Individual Voices / Natural Forms
Interviewed by Carmine Giordano
How much of your poetry is conscious message or social critique?
For me, social critique or any form of ethical reasoning is sometimes embedded in the language symbolically, at other times it is forthright. The distinction favors the direction, but it depends on the tone of the particular piece of writing. For example, in the poem "Natural History," which was selected for the Poets Against the War anthology that Sam Hamill put together, I never mention a specific war or country; however, the historical moment of the Bosnian War corresponds to the speaker's compassion and fear for the insect caught in the web to such an extent that helpless fantasies of mass graves appear in the interior monologue of the narrative. It is not a forthright condemnation of the age, as in Yeats' ironic-moral Christian outrage in "The Second Coming". It is about compassion for the victims of sadistic humans and their destructive institutions.
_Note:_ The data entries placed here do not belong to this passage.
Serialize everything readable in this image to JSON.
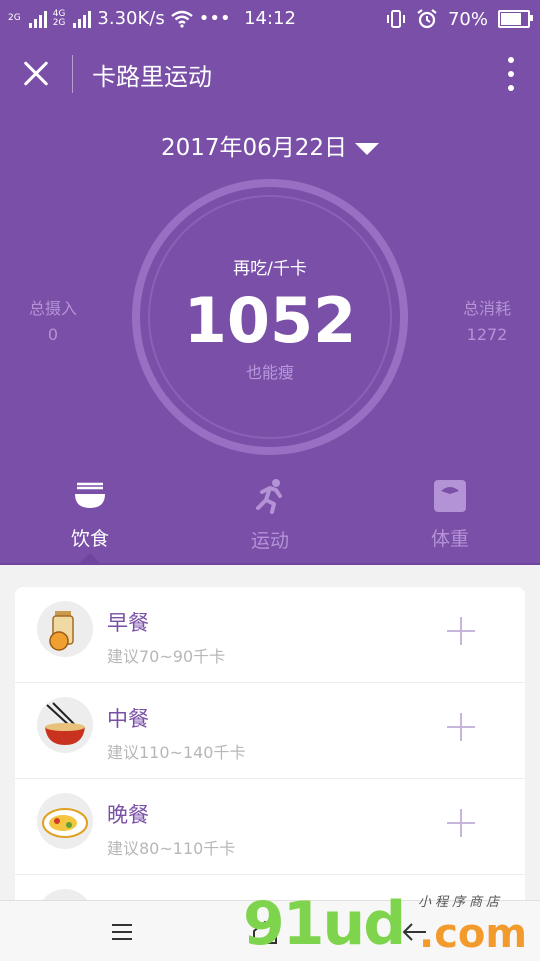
{
  "status_bar": {
    "net_1": "2G",
    "net_2": "4G",
    "net_3": "2G",
    "speed": "3.30K/s",
    "more": "•••",
    "time": "14:12",
    "battery": "70%",
    "battery_level": 0.7
  },
  "appbar": {
    "title": "卡路里运动"
  },
  "date": "2017年06月22日",
  "summary": {
    "top_label": "再吃/千卡",
    "value": "1052",
    "bottom_label": "也能瘦",
    "intake_label": "总摄入",
    "intake_value": "0",
    "burn_label": "总消耗",
    "burn_value": "1272"
  },
  "tabs": [
    {
      "label": "饮食",
      "icon": "food-bowl-icon"
    },
    {
      "label": "运动",
      "icon": "running-icon"
    },
    {
      "label": "体重",
      "icon": "scale-icon"
    }
  ],
  "meals": [
    {
      "name": "早餐",
      "hint": "建议70~90千卡",
      "icon": "breakfast-icon"
    },
    {
      "name": "中餐",
      "hint": "建议110~140千卡",
      "icon": "lunch-icon"
    },
    {
      "name": "晚餐",
      "hint": "建议80~110千卡",
      "icon": "dinner-icon"
    }
  ],
  "watermark": {
    "brand": "91ud",
    "domain": ".com",
    "tagline": "小程序商店"
  },
  "colors": {
    "header": "#7a4fa8",
    "accent_text": "#7a4fa8",
    "muted": "#b393d6"
  }
}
From the perspective of class, race, women, etc., it has always been the time of the "rough beast", whose time (WWI-specific time) Yeats believed had come to Western Civilization. Yeats was a great poet, but in the context raised here he is a great "elitist" Christian poet.